**DATASET RECORDS:**
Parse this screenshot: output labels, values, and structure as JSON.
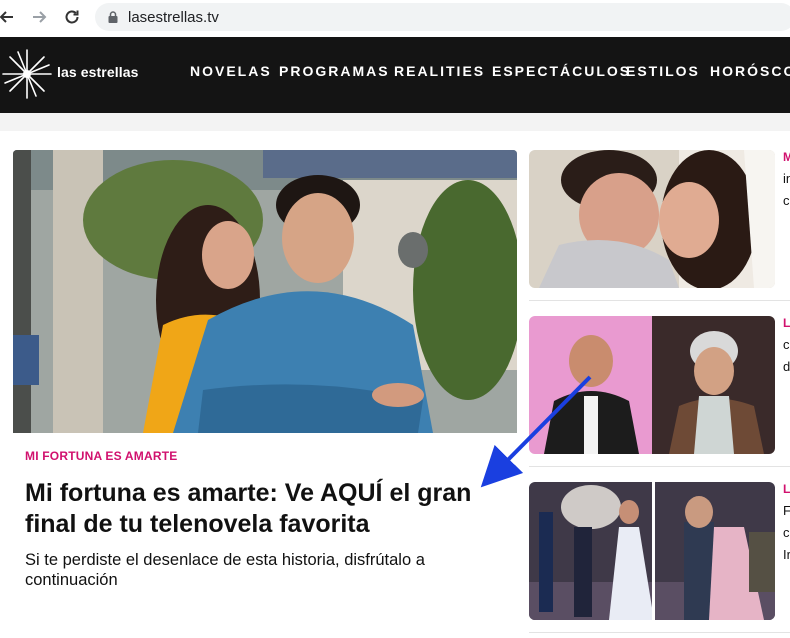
{
  "browser": {
    "url": "lasestrellas.tv",
    "back_icon": "arrow-left-icon",
    "forward_icon": "arrow-right-icon",
    "reload_icon": "reload-icon",
    "lock_icon": "lock-icon"
  },
  "site": {
    "logo_text": "las estrellas",
    "logo_icon": "star-burst-icon",
    "nav": [
      "NOVELAS",
      "PROGRAMAS",
      "REALITIES",
      "ESPECTÁCULOS",
      "ESTILOS",
      "HORÓSCOP"
    ]
  },
  "main_article": {
    "kicker": "MI FORTUNA ES AMARTE",
    "headline": "Mi fortuna es amarte: Ve AQUÍ el gran final de tu telenovela favorita",
    "summary": "Si te perdiste el desenlace de esta historia, disfrútalo a continuación"
  },
  "side_articles": [
    {
      "kicker": "M",
      "lines": [
        "M",
        "in",
        "c"
      ]
    },
    {
      "kicker": "L",
      "lines": [
        "L",
        "c",
        "d"
      ]
    },
    {
      "kicker": "L",
      "lines": [
        "F",
        "c",
        "Ir"
      ]
    }
  ],
  "colors": {
    "accent": "#d1116e",
    "header_bg": "#141414",
    "annotation_arrow": "#1a3fe0"
  }
}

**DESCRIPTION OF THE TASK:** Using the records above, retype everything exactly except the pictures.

**SOLUTION:**
Parse this screenshot: output labels, values, and structure as JSON.
{
  "browser": {
    "url": "lasestrellas.tv",
    "back_icon": "arrow-left-icon",
    "forward_icon": "arrow-right-icon",
    "reload_icon": "reload-icon",
    "lock_icon": "lock-icon"
  },
  "site": {
    "logo_text": "las estrellas",
    "logo_icon": "star-burst-icon",
    "nav": [
      "NOVELAS",
      "PROGRAMAS",
      "REALITIES",
      "ESPECTÁCULOS",
      "ESTILOS",
      "HORÓSCOP"
    ]
  },
  "main_article": {
    "kicker": "MI FORTUNA ES AMARTE",
    "headline": "Mi fortuna es amarte: Ve AQUÍ el gran final de tu telenovela favorita",
    "summary": "Si te perdiste el desenlace de esta historia, disfrútalo a continuación"
  },
  "side_articles": [
    {
      "kicker": "M",
      "lines": [
        "M",
        "in",
        "c"
      ]
    },
    {
      "kicker": "L",
      "lines": [
        "L",
        "c",
        "d"
      ]
    },
    {
      "kicker": "L",
      "lines": [
        "F",
        "c",
        "Ir"
      ]
    }
  ],
  "colors": {
    "accent": "#d1116e",
    "header_bg": "#141414",
    "annotation_arrow": "#1a3fe0"
  }
}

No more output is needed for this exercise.